If you are in your twenties and early thirties, and yet to be saddled with the responsibilities of children, then what are you whining about? If there is something you don’t like about your life, this is the time to say screw-it, move on, and try something else.
Figure out what you’re unhappy about
Nobody is perfectly happy with their current situation, whatever it may be. But if you feel there is something fundamentally wrong, or missing, then work on it. Many people that I speak with suffer from this form of anxiety that gives off these jittery and fidgety vibes. They all tell me that they are anxious for change, but most can’t not pin down exactly what it is that they want changed in their lives.
I usually rattle off a list of potentially irksome areas:
- Change in city/country
- Change of job
- Change of career
- Change of friends
- Change of scenery altogether (all of the above)
The last option is easy to fix. Usually the person packs their bags and the next thing you know, there are pictures of Romania on their Facebook. But travelling does not automatically lead to a gotcha moment, nor does it raise you to a higher level of awareness. For the most part, backpacking trips do not offer many moments to meditate on the meaning of life. It’s always action-packed and thoroughly exhausting for both the physical body and mental faculties.
So then the question begs, what do you need to fix in your life to be happy? It is notoriously difficult to figure out what truly makes us happy, but investing some time to figure out whether your are happy with the 3 Ps: People, Place, and Profession, might be a step in the right direction.
Changes is always difficult and never difficult
Anything that seems challenging now, will only become even more insurmountable as we age. Our cognitive processes witness a steady decline around our thirties, our physical body bump against a similarly plateau. Many also formally cross into adulthood by getting married and starting families. All these added responsibilities and limitations will unfortunately constrain our choices in life further. If change seems an impossible feat now, then it might never come for you.

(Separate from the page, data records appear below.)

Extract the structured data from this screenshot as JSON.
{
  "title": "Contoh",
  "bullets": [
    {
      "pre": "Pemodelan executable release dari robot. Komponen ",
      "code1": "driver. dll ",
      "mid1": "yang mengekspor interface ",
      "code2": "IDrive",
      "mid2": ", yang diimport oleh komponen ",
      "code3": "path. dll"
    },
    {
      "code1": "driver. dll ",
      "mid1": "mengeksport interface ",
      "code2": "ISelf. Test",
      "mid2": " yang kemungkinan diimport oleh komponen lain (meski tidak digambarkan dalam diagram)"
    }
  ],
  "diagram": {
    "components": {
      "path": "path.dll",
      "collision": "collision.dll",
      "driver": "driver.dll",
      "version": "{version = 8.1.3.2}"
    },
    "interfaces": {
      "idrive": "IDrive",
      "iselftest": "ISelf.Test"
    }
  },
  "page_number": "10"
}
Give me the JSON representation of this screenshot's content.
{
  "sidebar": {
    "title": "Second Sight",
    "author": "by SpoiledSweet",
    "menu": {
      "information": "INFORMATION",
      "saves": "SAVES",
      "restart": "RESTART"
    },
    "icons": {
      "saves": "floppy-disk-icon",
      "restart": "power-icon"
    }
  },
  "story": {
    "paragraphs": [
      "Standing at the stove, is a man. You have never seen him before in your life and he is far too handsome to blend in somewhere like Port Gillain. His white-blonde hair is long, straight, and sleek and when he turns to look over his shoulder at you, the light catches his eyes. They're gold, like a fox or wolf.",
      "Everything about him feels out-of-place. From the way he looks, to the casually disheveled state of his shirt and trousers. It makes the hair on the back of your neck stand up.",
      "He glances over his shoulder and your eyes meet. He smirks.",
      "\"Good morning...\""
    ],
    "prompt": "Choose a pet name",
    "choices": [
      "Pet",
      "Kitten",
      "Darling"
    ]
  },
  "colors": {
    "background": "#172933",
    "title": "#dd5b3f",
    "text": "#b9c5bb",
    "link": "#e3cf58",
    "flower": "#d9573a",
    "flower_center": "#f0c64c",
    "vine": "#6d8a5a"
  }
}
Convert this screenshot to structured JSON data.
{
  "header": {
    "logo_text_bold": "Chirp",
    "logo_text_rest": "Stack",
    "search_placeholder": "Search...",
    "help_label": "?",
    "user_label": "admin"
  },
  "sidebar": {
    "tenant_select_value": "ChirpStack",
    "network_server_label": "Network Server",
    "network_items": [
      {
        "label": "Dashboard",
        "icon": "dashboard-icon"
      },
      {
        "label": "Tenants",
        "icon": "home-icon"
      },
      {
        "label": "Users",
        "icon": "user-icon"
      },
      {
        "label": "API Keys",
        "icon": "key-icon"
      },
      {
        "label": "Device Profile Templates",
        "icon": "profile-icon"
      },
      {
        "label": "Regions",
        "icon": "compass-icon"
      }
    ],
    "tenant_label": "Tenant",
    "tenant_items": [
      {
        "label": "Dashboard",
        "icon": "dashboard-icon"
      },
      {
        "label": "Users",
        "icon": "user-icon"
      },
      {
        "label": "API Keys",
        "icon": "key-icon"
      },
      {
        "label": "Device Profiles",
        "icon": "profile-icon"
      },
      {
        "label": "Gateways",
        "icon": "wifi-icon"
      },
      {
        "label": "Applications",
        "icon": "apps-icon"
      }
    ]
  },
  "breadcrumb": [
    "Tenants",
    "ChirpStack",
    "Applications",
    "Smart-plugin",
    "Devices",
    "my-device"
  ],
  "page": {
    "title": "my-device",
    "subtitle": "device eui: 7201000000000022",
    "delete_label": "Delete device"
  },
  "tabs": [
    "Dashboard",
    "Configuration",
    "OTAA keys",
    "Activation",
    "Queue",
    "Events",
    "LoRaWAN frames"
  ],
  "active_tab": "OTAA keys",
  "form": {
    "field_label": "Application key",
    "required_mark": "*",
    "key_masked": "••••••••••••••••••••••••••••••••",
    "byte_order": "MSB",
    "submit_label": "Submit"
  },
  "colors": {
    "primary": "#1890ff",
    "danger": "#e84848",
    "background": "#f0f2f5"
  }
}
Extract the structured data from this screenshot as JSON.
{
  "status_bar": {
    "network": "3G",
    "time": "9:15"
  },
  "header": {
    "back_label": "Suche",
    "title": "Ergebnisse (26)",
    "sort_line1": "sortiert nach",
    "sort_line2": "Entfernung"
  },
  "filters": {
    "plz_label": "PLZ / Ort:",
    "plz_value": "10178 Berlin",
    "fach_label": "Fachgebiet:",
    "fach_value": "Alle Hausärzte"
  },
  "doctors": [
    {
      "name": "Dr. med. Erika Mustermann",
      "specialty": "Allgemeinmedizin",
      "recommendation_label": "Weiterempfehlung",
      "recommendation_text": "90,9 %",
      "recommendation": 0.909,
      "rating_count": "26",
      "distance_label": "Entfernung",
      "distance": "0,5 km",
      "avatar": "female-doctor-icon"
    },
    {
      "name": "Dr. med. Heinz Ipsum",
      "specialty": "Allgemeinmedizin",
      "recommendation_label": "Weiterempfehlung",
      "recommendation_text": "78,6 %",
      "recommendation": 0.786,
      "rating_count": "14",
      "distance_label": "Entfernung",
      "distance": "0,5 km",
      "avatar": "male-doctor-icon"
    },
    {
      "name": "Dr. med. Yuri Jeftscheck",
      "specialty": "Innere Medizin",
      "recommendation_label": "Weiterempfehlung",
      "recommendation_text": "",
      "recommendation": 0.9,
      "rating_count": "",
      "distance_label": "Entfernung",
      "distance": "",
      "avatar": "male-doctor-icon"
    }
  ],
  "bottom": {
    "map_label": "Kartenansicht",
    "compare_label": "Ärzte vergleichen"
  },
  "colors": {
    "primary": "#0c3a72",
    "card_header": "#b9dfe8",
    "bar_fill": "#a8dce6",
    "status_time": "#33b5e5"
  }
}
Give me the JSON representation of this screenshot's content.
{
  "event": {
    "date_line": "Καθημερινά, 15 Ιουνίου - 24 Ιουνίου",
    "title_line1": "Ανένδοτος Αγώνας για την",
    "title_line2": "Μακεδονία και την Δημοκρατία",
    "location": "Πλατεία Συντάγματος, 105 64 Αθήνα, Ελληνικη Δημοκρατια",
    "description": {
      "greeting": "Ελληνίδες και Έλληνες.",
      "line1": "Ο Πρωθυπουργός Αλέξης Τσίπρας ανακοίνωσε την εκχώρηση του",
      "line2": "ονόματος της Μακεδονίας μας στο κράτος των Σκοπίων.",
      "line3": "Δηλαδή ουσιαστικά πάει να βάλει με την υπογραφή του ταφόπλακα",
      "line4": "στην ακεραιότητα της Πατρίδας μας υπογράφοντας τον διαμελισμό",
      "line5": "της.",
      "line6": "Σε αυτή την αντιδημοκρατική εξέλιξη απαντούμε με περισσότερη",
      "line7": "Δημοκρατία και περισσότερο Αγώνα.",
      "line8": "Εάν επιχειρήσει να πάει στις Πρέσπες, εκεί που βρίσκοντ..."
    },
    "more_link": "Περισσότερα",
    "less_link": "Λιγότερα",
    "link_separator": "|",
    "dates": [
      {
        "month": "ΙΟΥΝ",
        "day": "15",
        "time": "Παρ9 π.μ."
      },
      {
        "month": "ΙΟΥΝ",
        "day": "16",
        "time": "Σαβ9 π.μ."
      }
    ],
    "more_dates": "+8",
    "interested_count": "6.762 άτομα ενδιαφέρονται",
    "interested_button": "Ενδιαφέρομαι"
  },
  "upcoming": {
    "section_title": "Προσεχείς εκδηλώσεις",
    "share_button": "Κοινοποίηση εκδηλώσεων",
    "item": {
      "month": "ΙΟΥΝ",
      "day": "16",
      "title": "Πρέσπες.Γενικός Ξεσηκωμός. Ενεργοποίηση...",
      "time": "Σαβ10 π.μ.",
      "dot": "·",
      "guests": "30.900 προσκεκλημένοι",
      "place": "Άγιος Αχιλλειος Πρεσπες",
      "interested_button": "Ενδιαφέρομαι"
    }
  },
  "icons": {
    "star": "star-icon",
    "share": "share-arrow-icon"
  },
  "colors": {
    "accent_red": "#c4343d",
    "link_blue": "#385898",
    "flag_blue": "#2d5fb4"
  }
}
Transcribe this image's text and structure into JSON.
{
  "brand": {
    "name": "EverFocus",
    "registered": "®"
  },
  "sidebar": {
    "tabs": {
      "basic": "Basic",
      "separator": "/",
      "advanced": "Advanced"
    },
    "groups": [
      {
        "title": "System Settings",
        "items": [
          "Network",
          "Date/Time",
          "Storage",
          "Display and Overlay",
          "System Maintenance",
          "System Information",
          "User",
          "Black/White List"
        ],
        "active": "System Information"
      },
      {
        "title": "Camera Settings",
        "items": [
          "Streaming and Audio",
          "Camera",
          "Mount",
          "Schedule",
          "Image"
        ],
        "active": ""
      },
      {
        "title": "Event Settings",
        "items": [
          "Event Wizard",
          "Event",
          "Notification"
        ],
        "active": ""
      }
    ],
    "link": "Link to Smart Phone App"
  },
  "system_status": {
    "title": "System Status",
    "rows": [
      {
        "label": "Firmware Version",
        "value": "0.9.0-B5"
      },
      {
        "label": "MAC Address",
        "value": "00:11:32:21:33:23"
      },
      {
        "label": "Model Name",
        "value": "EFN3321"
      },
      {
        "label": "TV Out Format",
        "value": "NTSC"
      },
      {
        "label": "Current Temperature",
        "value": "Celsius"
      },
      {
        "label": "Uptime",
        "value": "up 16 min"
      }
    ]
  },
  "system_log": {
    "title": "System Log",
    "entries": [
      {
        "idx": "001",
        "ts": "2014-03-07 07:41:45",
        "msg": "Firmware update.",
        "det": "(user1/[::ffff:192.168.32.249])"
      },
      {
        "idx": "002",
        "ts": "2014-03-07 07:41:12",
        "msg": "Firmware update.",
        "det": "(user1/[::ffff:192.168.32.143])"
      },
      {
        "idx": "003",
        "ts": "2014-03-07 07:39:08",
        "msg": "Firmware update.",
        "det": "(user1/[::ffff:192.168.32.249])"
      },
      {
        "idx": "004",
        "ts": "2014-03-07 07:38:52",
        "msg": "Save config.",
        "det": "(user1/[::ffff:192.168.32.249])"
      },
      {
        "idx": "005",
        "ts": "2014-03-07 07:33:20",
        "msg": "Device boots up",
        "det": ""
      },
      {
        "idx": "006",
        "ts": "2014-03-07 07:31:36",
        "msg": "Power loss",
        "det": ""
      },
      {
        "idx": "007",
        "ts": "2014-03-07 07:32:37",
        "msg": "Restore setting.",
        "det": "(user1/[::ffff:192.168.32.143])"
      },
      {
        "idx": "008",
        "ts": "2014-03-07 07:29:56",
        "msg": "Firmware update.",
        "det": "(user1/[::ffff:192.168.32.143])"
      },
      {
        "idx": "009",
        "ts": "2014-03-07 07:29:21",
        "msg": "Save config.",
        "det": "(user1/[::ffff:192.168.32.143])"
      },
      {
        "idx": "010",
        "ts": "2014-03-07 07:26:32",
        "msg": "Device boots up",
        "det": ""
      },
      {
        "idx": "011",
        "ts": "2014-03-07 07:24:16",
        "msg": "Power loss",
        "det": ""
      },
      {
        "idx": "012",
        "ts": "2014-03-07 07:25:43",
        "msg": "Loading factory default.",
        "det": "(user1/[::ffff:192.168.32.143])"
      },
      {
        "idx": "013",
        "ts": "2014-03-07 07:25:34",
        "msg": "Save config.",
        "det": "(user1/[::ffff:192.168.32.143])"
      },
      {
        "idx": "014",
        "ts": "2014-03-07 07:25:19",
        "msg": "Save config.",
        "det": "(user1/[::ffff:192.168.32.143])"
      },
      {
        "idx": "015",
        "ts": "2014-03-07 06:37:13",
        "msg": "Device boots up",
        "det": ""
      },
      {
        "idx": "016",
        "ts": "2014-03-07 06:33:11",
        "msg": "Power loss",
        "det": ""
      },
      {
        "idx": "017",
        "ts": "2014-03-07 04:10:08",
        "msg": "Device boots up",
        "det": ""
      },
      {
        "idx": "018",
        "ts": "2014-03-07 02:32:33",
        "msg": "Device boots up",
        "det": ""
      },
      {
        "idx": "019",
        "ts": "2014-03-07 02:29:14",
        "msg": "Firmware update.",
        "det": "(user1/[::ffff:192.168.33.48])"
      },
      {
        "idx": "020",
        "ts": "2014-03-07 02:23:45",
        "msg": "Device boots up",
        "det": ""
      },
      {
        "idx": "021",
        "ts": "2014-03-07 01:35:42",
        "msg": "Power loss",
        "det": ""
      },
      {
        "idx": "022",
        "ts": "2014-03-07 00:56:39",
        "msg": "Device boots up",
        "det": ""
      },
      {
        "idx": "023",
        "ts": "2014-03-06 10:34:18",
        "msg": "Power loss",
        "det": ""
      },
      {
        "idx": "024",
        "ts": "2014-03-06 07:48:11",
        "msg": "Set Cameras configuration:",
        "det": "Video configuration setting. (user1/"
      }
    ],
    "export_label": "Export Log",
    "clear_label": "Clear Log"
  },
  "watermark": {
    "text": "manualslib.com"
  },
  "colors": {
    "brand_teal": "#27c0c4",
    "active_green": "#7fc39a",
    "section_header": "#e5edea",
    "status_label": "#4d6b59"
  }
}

Yet some financial burdens, especially in this economic time, do cripple immediate and definitive changes. They could be the repayment of student debts, or simply to keep up with the considerable cost of living as a young adult. I’m not here to preach the virtue of living as simply and cheaply as possible – although I’ve found it absolutely essential in my journey of exiting the corporate world and exploring other possibilities. Money offers flexibility, and along with flexibility comes freedom.
The timing is never right
Stepstoning (is that a word?) your way around jobs is usually the way to go, if the upward route of one job is exhausted, and it makes sense to side-step into something lateral or different altogether. The unfortunate thing is that, I know very few friends that have been successful in navigating through the muddy business of timing their job changes.
This is almost as futile as trying to time the stock market. Buy low, sell high? This almost never happens for the average investor. In good times, you get greedy and hold out for more. More bonuses, fast-tracked promotion opportunities. Instead of “selling high” and using the fluidity of the market to leverage themselves into a better job, most people are sucked in by comfort, stability, and short-sightedness. In bad times, hiring becomes scarce, the pay stagnates, and moving jobs becomes even more unthinkable.
Instead of trying to find the best time for change, why not forget the noises, forget the rules, and go for changes when they are right for you? Following the crowd and making your decisions based on the crowd-o-meter, more often than not, narrows your choices and pushes you in the direction that everyone’s moving towards. It’s hot, crowded, and not all that exciting when you exit on the other end. Don’t do it.
pic source: *desmo100